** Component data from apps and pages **

-=-=-

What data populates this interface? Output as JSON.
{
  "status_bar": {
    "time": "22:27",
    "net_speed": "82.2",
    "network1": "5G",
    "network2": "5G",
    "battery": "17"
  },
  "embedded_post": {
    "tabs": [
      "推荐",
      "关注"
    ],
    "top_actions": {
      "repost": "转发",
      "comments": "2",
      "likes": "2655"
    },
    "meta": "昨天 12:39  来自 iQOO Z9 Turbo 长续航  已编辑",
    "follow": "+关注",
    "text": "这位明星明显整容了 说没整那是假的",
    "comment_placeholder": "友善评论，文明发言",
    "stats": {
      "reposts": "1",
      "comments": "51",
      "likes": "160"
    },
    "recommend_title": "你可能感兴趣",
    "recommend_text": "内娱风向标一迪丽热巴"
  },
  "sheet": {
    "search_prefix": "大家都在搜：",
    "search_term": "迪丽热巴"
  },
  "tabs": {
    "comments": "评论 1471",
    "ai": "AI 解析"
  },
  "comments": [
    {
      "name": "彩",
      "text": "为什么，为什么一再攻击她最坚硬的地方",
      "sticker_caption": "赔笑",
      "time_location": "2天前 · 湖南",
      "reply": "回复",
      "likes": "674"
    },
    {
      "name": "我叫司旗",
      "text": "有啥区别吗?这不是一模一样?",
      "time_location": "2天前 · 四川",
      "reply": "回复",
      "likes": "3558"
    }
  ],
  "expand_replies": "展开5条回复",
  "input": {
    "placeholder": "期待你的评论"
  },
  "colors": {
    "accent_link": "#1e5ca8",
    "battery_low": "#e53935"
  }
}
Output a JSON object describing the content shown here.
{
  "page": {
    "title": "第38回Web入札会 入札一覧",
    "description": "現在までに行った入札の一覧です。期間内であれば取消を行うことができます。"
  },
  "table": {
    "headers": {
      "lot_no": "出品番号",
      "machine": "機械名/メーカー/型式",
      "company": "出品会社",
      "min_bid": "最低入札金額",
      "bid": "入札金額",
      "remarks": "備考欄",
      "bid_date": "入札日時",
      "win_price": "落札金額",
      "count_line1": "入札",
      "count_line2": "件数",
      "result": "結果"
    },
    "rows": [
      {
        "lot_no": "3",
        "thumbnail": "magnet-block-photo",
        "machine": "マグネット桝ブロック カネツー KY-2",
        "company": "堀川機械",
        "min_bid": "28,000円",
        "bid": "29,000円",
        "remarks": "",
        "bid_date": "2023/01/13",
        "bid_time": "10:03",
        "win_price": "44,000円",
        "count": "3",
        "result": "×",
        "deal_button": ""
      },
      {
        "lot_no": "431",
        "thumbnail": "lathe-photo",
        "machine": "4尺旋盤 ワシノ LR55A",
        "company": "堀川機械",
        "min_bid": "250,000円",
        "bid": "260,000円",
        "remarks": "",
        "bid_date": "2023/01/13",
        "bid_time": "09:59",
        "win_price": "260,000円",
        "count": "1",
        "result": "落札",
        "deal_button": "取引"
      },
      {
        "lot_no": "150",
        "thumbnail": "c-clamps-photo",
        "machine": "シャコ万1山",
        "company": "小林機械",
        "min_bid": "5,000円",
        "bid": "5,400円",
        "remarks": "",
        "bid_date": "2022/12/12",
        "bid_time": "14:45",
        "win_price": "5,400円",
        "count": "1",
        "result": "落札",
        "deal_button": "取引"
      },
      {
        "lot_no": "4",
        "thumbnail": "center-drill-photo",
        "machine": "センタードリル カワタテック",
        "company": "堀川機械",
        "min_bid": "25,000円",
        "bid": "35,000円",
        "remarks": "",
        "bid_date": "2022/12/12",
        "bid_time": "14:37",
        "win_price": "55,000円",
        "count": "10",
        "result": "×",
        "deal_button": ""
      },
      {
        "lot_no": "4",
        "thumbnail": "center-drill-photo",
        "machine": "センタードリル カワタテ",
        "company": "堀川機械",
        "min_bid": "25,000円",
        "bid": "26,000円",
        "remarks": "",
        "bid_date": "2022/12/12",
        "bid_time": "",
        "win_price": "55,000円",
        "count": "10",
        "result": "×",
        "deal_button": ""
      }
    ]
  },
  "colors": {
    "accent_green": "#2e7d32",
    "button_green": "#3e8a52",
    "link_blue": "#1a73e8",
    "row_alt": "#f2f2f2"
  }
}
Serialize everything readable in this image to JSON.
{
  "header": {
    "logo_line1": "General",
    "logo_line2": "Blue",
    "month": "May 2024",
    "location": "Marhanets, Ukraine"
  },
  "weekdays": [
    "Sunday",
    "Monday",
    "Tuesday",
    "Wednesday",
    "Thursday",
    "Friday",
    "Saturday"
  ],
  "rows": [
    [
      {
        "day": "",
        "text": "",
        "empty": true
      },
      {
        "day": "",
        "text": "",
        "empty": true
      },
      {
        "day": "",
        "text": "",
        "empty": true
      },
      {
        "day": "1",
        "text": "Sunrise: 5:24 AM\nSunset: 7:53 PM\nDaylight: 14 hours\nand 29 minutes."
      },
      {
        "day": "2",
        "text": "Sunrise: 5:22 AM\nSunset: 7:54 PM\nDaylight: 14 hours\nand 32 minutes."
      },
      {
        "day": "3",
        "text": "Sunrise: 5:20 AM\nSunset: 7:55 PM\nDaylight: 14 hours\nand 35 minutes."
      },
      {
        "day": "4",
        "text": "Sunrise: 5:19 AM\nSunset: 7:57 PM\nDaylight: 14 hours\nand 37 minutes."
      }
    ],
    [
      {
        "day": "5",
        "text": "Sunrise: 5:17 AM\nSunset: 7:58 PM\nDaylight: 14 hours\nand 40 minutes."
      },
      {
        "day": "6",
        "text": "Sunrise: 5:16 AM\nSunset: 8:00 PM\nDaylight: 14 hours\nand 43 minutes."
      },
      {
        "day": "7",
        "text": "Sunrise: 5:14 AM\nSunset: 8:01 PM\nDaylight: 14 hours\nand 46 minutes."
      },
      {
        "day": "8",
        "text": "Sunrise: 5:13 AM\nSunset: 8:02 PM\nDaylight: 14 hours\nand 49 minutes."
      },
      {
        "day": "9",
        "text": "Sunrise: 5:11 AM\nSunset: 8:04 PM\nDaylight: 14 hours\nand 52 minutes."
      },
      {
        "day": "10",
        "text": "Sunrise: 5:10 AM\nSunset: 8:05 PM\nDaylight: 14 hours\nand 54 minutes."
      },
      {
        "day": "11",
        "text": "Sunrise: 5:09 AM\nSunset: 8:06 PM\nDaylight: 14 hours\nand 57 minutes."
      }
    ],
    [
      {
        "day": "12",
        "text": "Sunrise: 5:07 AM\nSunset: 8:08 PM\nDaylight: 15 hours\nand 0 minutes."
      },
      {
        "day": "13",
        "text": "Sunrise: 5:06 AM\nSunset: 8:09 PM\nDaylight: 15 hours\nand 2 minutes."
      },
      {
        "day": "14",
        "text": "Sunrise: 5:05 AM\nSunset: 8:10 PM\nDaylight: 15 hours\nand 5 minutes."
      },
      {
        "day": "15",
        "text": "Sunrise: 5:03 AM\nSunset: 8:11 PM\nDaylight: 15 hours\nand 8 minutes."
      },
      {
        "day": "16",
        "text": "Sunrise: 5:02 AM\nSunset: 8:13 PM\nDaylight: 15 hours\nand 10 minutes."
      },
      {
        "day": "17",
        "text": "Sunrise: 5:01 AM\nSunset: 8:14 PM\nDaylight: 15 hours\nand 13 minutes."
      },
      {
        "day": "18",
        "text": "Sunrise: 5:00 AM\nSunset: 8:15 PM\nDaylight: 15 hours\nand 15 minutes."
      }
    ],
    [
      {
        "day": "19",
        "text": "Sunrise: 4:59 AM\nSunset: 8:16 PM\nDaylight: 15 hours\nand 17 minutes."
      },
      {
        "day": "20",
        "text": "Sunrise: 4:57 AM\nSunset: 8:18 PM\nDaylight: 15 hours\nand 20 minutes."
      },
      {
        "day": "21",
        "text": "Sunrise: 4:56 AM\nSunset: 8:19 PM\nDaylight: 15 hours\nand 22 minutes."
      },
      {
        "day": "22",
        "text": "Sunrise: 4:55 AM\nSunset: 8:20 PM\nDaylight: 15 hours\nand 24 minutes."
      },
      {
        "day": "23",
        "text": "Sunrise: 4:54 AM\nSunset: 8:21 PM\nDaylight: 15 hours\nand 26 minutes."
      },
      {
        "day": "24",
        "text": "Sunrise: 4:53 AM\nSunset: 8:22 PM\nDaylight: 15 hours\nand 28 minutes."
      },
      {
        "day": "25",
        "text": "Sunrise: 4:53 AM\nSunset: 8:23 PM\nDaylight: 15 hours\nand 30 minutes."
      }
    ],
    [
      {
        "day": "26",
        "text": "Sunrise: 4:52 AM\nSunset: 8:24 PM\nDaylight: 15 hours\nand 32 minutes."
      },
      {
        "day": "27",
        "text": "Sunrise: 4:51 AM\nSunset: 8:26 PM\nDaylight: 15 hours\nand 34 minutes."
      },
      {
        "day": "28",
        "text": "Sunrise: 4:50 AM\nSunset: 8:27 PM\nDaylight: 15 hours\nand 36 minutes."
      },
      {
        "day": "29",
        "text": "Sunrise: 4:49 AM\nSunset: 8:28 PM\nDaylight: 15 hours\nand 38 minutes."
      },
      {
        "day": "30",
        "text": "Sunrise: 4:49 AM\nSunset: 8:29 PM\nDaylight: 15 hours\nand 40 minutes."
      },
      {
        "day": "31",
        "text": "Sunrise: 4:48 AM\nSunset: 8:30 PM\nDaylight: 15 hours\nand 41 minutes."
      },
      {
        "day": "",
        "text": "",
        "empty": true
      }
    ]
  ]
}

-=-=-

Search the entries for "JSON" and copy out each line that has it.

** Solution to this exercise **
What data populates this interface? Output as JSON.
Output a JSON object describing the content shown here.
Serialize everything readable in this image to JSON.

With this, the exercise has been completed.